▶ [INSTRUCTIONS FOR THE TASK]: Return all lines of the records that contain the word "image".

■ ■ ■

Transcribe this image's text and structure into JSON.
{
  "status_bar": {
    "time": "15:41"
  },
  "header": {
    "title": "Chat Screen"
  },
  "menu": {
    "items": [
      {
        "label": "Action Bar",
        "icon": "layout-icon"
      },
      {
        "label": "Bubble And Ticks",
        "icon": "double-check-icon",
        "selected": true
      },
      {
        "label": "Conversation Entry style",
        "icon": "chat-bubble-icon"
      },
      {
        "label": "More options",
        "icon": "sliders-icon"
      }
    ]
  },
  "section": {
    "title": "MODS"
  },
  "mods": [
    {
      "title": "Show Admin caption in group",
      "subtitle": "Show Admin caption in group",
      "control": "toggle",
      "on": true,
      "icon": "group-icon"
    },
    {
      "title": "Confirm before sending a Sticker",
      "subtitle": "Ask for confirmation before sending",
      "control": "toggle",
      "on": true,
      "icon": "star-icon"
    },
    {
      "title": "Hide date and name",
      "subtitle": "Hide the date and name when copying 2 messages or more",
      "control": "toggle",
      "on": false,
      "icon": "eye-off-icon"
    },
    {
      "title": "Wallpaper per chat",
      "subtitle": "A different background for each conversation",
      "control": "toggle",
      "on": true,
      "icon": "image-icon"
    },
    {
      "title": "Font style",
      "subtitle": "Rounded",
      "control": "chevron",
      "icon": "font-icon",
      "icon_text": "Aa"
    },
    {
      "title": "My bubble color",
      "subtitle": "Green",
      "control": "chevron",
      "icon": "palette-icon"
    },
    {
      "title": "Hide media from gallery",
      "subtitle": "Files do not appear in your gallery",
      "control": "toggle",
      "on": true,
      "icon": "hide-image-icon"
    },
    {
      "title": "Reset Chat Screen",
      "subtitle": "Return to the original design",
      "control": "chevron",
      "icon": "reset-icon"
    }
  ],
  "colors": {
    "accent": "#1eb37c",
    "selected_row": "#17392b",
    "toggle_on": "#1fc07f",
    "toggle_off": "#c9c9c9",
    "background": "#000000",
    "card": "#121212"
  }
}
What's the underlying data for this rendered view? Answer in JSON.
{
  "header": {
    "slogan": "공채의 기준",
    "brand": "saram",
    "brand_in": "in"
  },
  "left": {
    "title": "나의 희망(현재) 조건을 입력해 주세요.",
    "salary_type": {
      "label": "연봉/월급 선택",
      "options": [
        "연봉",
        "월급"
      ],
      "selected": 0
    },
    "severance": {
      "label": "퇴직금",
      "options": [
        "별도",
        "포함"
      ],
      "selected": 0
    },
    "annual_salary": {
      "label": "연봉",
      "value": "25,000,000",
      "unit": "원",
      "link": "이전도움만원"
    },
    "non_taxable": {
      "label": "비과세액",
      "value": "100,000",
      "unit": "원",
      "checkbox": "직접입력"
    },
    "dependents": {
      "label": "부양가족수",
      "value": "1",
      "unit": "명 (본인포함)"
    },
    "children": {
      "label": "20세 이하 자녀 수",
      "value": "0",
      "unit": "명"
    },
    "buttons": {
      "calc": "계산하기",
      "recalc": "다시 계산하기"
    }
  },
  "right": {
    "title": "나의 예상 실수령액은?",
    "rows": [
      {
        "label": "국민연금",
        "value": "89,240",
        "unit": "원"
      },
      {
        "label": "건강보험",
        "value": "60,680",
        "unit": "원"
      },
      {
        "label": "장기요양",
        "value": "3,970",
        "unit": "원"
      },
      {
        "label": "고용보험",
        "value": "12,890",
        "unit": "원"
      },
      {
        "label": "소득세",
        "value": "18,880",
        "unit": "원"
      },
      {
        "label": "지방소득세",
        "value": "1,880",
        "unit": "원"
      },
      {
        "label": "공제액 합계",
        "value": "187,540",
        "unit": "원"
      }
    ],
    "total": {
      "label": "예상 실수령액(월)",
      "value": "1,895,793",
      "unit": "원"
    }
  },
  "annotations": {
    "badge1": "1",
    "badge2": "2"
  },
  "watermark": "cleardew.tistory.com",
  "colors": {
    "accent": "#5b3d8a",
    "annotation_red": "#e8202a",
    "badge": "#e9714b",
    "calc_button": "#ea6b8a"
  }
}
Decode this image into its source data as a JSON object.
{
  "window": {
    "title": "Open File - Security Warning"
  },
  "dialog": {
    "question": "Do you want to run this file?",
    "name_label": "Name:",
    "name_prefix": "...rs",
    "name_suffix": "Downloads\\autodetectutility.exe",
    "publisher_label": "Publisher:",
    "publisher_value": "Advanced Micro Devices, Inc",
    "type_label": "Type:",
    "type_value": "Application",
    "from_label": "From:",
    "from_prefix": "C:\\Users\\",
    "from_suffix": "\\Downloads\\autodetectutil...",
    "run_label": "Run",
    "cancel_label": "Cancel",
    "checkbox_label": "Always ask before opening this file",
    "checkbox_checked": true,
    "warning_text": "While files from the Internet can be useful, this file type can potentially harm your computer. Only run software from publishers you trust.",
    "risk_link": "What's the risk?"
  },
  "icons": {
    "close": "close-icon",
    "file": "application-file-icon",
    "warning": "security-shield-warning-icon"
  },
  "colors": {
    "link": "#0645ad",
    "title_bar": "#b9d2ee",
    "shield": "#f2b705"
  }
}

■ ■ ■

▶ [EXERCISE RESULT]:
Transcribe this image's text and structure into JSON.
      "icon": "image-icon"
      "icon": "hide-image-icon"
Decode this image into its source data as a JSON object.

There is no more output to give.